→ PROBLEM DESCRIPTION: Each line below needs to be repeated precisely as it is.

→ RECORDS:
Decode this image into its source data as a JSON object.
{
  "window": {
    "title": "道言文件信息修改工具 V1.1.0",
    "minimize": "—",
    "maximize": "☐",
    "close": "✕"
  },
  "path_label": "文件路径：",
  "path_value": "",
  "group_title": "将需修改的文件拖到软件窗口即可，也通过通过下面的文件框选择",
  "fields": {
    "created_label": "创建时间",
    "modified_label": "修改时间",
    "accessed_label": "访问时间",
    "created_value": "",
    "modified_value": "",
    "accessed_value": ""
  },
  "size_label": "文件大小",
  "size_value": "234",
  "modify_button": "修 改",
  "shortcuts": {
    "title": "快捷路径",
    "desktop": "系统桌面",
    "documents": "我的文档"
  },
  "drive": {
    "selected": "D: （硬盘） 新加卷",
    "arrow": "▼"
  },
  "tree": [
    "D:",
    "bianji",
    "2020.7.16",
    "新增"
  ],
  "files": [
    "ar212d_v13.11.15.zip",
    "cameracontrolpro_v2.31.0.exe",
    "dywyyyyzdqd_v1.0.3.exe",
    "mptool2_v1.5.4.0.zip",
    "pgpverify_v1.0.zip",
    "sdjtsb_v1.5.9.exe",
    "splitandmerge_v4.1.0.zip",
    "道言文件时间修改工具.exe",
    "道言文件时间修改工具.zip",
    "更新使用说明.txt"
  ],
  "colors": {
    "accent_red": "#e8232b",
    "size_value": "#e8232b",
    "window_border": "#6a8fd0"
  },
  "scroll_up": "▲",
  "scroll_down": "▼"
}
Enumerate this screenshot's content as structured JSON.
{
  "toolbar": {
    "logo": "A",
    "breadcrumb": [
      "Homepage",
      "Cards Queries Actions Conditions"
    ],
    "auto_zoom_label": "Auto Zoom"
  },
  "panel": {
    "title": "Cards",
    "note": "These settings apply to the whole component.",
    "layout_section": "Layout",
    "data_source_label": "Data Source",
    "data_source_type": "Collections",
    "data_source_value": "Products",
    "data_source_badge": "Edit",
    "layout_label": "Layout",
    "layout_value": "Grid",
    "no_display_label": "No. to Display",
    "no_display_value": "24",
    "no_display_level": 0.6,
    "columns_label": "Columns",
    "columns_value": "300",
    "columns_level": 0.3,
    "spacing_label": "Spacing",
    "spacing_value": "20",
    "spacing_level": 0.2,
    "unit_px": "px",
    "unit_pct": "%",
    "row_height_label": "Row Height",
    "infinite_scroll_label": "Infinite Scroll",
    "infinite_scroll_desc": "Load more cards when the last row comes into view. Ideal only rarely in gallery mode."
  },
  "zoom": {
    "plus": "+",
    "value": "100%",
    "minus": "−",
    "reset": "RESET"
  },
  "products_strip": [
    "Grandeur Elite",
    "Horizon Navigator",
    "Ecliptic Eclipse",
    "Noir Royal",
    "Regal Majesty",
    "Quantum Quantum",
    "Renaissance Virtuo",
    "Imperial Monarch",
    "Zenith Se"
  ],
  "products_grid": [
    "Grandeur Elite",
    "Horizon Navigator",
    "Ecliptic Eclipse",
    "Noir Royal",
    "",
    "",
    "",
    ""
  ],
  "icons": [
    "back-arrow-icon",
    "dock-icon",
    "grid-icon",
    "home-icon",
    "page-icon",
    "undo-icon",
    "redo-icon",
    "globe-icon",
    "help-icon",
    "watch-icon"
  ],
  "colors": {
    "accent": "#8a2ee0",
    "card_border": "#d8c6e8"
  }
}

→ ANSWER TO THIS EXERCISE:
Decode this image into its source data as a JSON object.
{
  "window": {
    "title": "道言文件信息修改工具 V1.1.0",
    "minimize": "—",
    "maximize": "☐",
    "close": "✕"
  },
  "path_label": "文件路径：",
  "path_value": "",
  "group_title": "将需修改的文件拖到软件窗口即可，也通过通过下面的文件框选择",
  "fields": {
    "created_label": "创建时间",
    "modified_label": "修改时间",
    "accessed_label": "访问时间",
    "created_value": "",
    "modified_value": "",
    "accessed_value": ""
  },
  "size_label": "文件大小",
  "size_value": "234",
  "modify_button": "修 改",
  "shortcuts": {
    "title": "快捷路径",
    "desktop": "系统桌面",
    "documents": "我的文档"
  },
  "drive": {
    "selected": "D: （硬盘） 新加卷",
    "arrow": "▼"
  },
  "tree": [
    "D:",
    "bianji",
    "2020.7.16",
    "新增"
  ],
  "files": [
    "ar212d_v13.11.15.zip",
    "cameracontrolpro_v2.31.0.exe",
    "dywyyyyzdqd_v1.0.3.exe",
    "mptool2_v1.5.4.0.zip",
    "pgpverify_v1.0.zip",
    "sdjtsb_v1.5.9.exe",
    "splitandmerge_v4.1.0.zip",
    "道言文件时间修改工具.exe",
    "道言文件时间修改工具.zip",
    "更新使用说明.txt"
  ],
  "colors": {
    "accent_red": "#e8232b",
    "size_value": "#e8232b",
    "window_border": "#6a8fd0"
  },
  "scroll_up": "▲",
  "scroll_down": "▼"
}
Enumerate this screenshot's content as structured JSON.
{
  "toolbar": {
    "logo": "A",
    "breadcrumb": [
      "Homepage",
      "Cards Queries Actions Conditions"
    ],
    "auto_zoom_label": "Auto Zoom"
  },
  "panel": {
    "title": "Cards",
    "note": "These settings apply to the whole component.",
    "layout_section": "Layout",
    "data_source_label": "Data Source",
    "data_source_type": "Collections",
    "data_source_value": "Products",
    "data_source_badge": "Edit",
    "layout_label": "Layout",
    "layout_value": "Grid",
    "no_display_label": "No. to Display",
    "no_display_value": "24",
    "no_display_level": 0.6,
    "columns_label": "Columns",
    "columns_value": "300",
    "columns_level": 0.3,
    "spacing_label": "Spacing",
    "spacing_value": "20",
    "spacing_level": 0.2,
    "unit_px": "px",
    "unit_pct": "%",
    "row_height_label": "Row Height",
    "infinite_scroll_label": "Infinite Scroll",
    "infinite_scroll_desc": "Load more cards when the last row comes into view. Ideal only rarely in gallery mode."
  },
  "zoom": {
    "plus": "+",
    "value": "100%",
    "minus": "−",
    "reset": "RESET"
  },
  "products_strip": [
    "Grandeur Elite",
    "Horizon Navigator",
    "Ecliptic Eclipse",
    "Noir Royal",
    "Regal Majesty",
    "Quantum Quantum",
    "Renaissance Virtuo",
    "Imperial Monarch",
    "Zenith Se"
  ],
  "products_grid": [
    "Grandeur Elite",
    "Horizon Navigator",
    "Ecliptic Eclipse",
    "Noir Royal",
    "",
    "",
    "",
    ""
  ],
  "icons": [
    "back-arrow-icon",
    "dock-icon",
    "grid-icon",
    "home-icon",
    "page-icon",
    "undo-icon",
    "redo-icon",
    "globe-icon",
    "help-icon",
    "watch-icon"
  ],
  "colors": {
    "accent": "#8a2ee0",
    "card_border": "#d8c6e8"
  }
}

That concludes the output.